‘After You Believe: Why Christian Character Matters’ by N. T. Wright
Bishop Wright’s latest book will surely be one of his least controversial. In this volume we get very little about “the New Perspective on Paul” or on “life after life after death.” What we do get is in many ways a quite old fashioned book on an old fashioned but perennially necessary topic: Christian living.
How do we live as Christians? What should our moral standards be, how do we articulate them, and where do they come from? What do we do when they conflict with the lifestyles of others? These are the sort of questions that the bishop wants us to be able to answer for ourselves by the time we finish this book.
Bishop Wright’s approach is Aristotelian, centering on the practice of virtues which enable us to flourish as human beings. Of course, these virtues and how we practice them will be different for Christians than for Aristotle. By leading us through a tour of the New Testament, and in particular the Pauline writings, Tom Wright shows us what the virtues are for Christians and where our ultimate telos (goal) lies. In traditional evangelical terms, this could be expressed as the process of sanctification leading to Christian maturity.
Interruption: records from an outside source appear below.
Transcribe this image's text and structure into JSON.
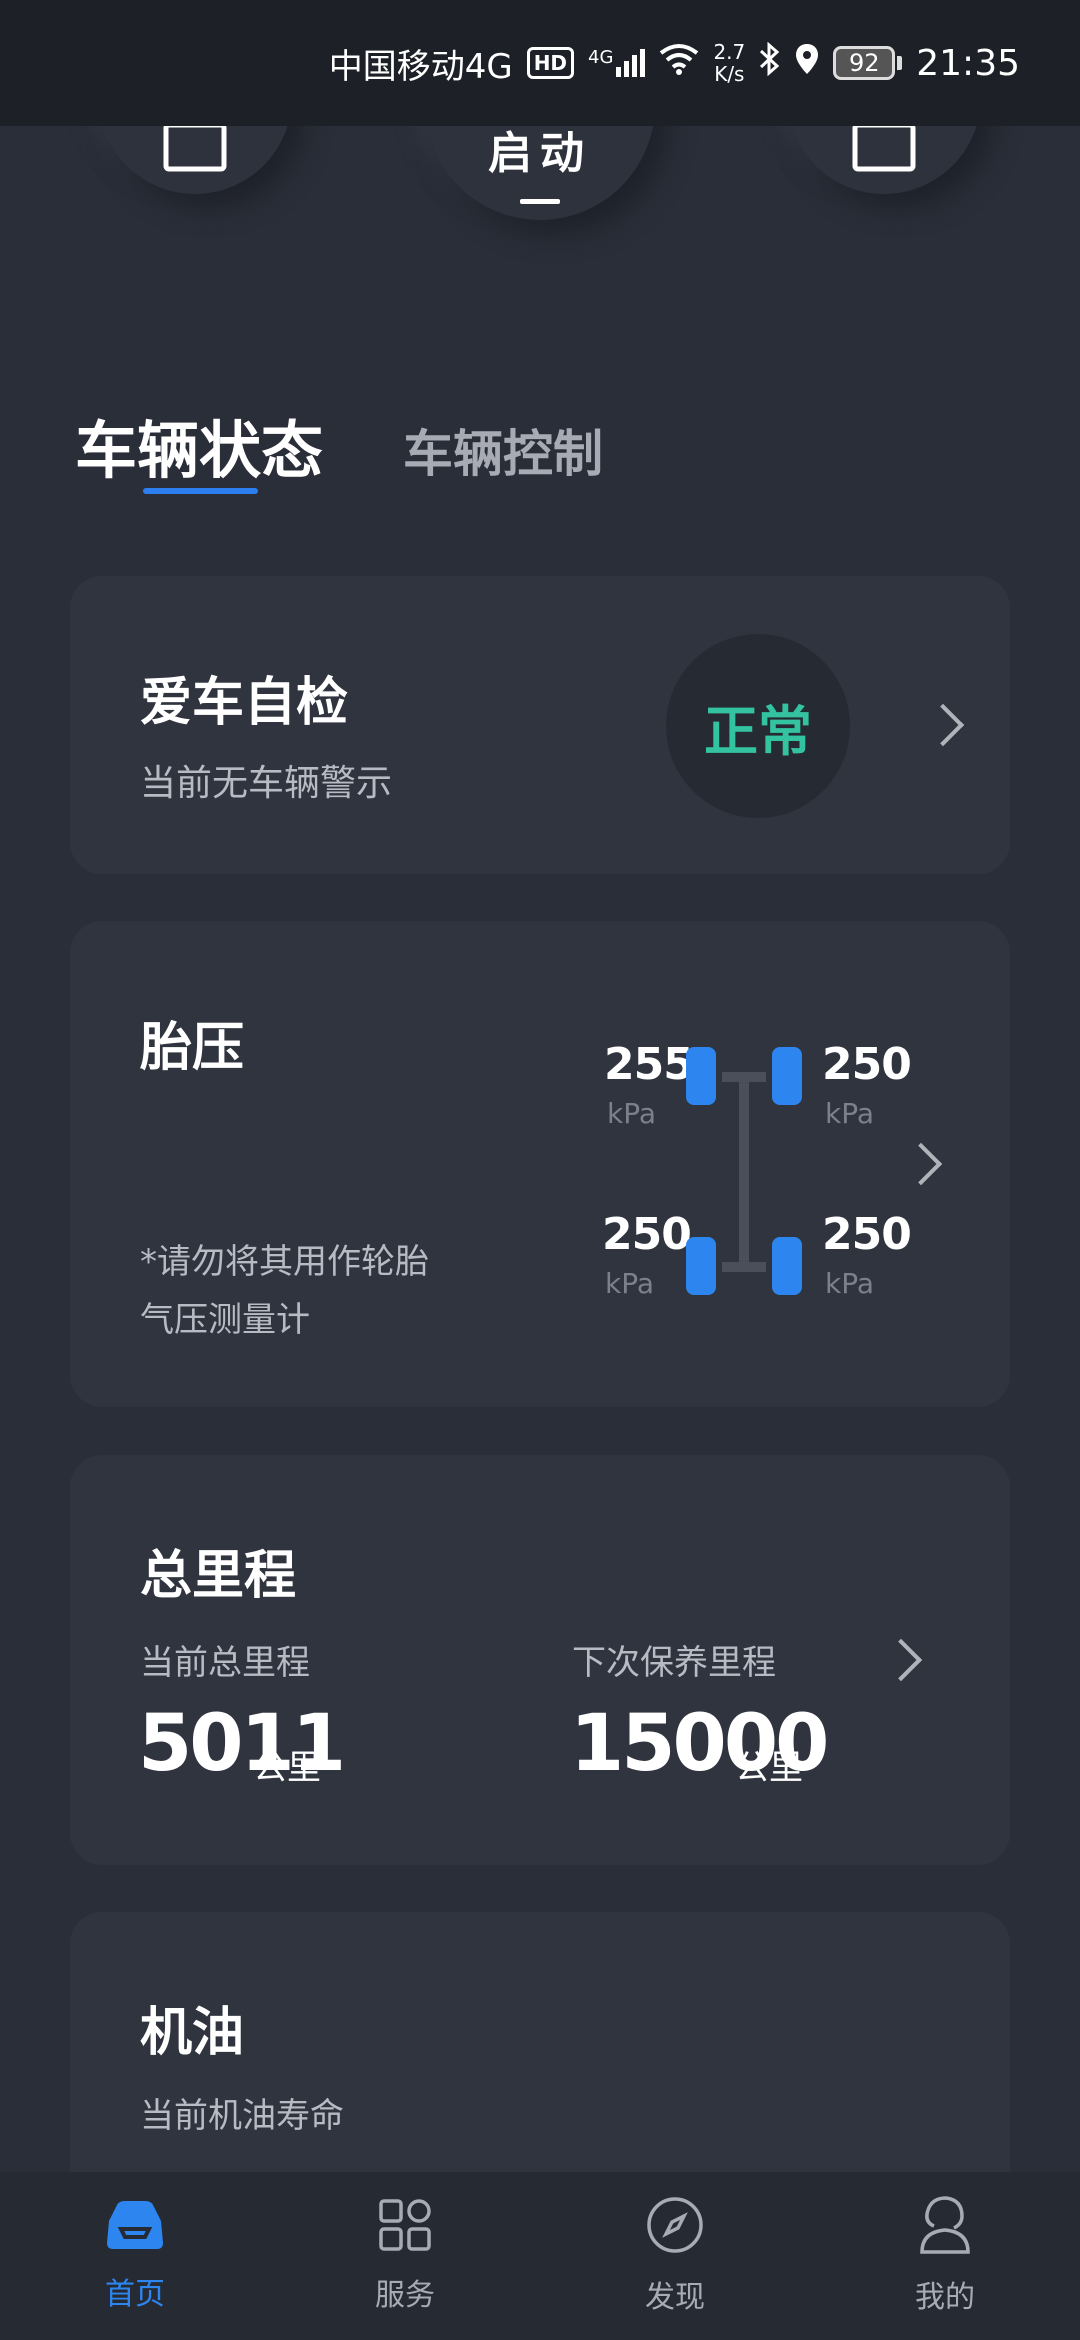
{
  "status_bar": {
    "carrier": "中国移动4G",
    "hd": "HD",
    "network": "4G",
    "speed_value": "2.7",
    "speed_unit": "K/s",
    "battery": "92",
    "time": "21:35"
  },
  "controls": {
    "start_label": "启动"
  },
  "tabs": {
    "active": "车辆状态",
    "inactive": "车辆控制"
  },
  "self_check": {
    "title": "爱车自检",
    "subtitle": "当前无车辆警示",
    "status": "正常"
  },
  "tire": {
    "title": "胎压",
    "note": "*请勿将其用作轮胎气压测量计",
    "front_left": "255",
    "front_right": "250",
    "rear_left": "250",
    "rear_right": "250",
    "unit": "kPa"
  },
  "odometer": {
    "title": "总里程",
    "current_label": "当前总里程",
    "current_value": "5011",
    "next_label": "下次保养里程",
    "next_value": "15000",
    "unit": "公里"
  },
  "oil": {
    "title": "机油",
    "subtitle": "当前机油寿命"
  },
  "nav": {
    "home": "首页",
    "service": "服务",
    "discover": "发现",
    "mine": "我的"
  },
  "colors": {
    "accent": "#2d86f0",
    "status_ok": "#34c3a0",
    "card_bg": "#30343f",
    "page_bg": "#2a2e38"
  }
}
This is a very fine book indeed, one that will repay careful study. However, I suspect that as well as being one of the Bishop’s least controversial books it will also, unfortunately, be one of his least read.